“A lot of where POPULATION: ONE came from was, we wanted to do stuff in an FPS shooter that you couldn’t do outside of VR,” says BigBox VR Lead Designer Kaden Nugent. “Moving and interacting on a pancake screen, a 2D screen, just isn’t the same. So climbing and flying were some of the very first things we added to create the free motion system because you can’t do that anywhere else.”

“This is probably our most diverse and dense area that we’ve brought to POPULATION: ONE so far."

Art Lead, PM Casey

Those are the types of interactions that make VR so special, but they’re also the most difficult to convey to someone that hasn’t tried it before. In a traditional FPS game you might have a button that lets you aim down the sights of a gun or a button that makes your character hold its breath so their arms don’t sway as much when sniping. But in VR, you just physically do those things. Instead of being limited by the way the game’s designed, you’re limited by your own ability to stay steady, react quickly, and navigate environments smoothly. It’s an entirely new skill set when playing games that rely more on actual physical muscle memory than just moving your hands and fingers.

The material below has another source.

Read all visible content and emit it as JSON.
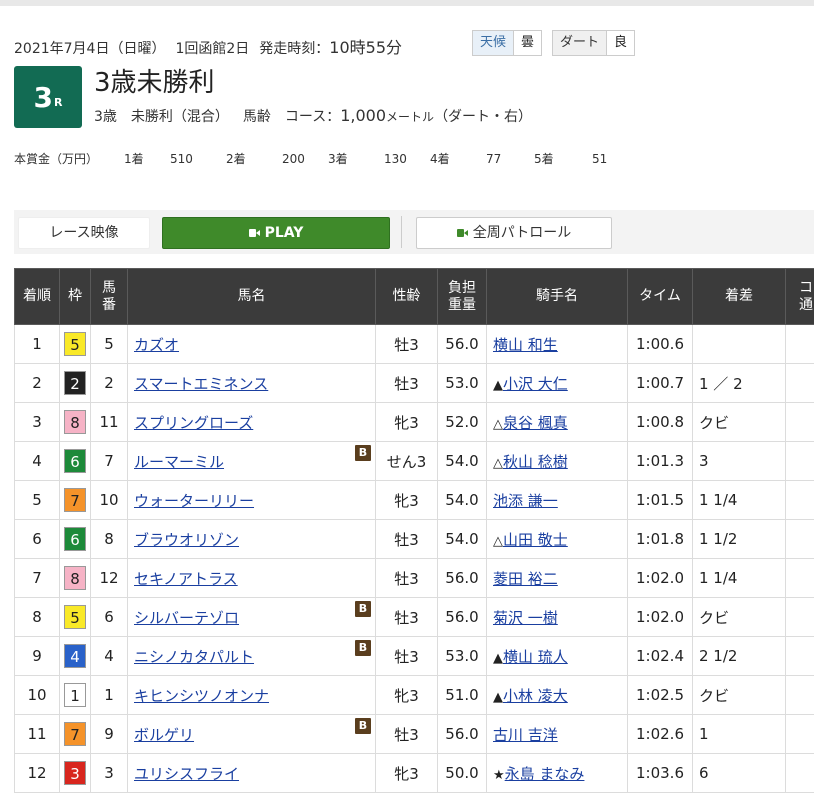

“It comes down to a lot of the little nuances that VR adds,” says Art Lead, PM Casey. “For instance, the climbing specifically, I’m a big shooter player, and the actual act of climbing and hanging off of a ledge and looking around your shoulder and firing over things, it’s a totally different experience than any other shooter provides...The way that you look around the map and think about moving around it, it’s just so different, and adding climbing and flying on top of all of that is like a giant puzzle that we’re trying to piece together.”

Whether you’re in a shoot out at a saloon, ducking behind the bar and poking your head out to take shots across the room, or scaling the walls of a medieval castle tower, POPULATION: ONE is full of incredible moments you can’t experience anywhere else.

Kingdom Age and beyond

Now with Season 2 officially over, it’s on to the next phase for POPULATION: ONE. This week, the brand-new Kingdom Age update was released with a new map region, new skins, new weapons, and a slate of exciting upcoming events to keep players engaged and coming back for more. 

Inspired by fantasy fiction and medieval lore, the Kingdom Age update looks to the past to determine the future of POPULATION: ONE. In addition to a sprawling castle, surrounding village, enormous towers, and more getting added to the map, players will be able to find and wield the legendary sword Excalibur, too.

“This is probably our most diverse and dense area that we’ve brought to POPULATION: ONE so far with the castle as the main centerpiece,” says Casey. “But there are also three to four micro regions within the kingdom itself, and all of those are very, very diverse. We have the peasant quarters in the outer ring of the kingdom, there’s the town square near the center, then the noble district estates, and then there's rural farmland as well with ruins of a wizard tower. It feels like this very vibrant and large space on the map. Even the castle itself is one of the most interesting interior spaces that we’ve built. ... It’s a really great sandbox that shows off our vertical combat system.”

And this time, it’s all without instituting a paid battle pass system like before. Instead, BigBox is experimenting with a more event-driven approach to keep players engaged more consistently.

"We wanted the freedom to change our format more towards events rather than a Battle Pass," says Nugent. "Instead of focusing on one big change that trails off, this gives players more beats of excitement throughout 11 weeks. Each big event will be unique, and has its own free rewards."

This update is a big shift for how POPULATION: ONE has existed for the last several months, but it should infuse some excitement into the community with a schedule of things to look forward to.

The Kingdom Age update is out now, so don your armor, sharpen your blades, and get ready to drop in to one of the most thrilling multiplayer VR games around with POPULATION: ONE. You can grab the game right now on Quest, Rift, or Steam for $29.99 USD.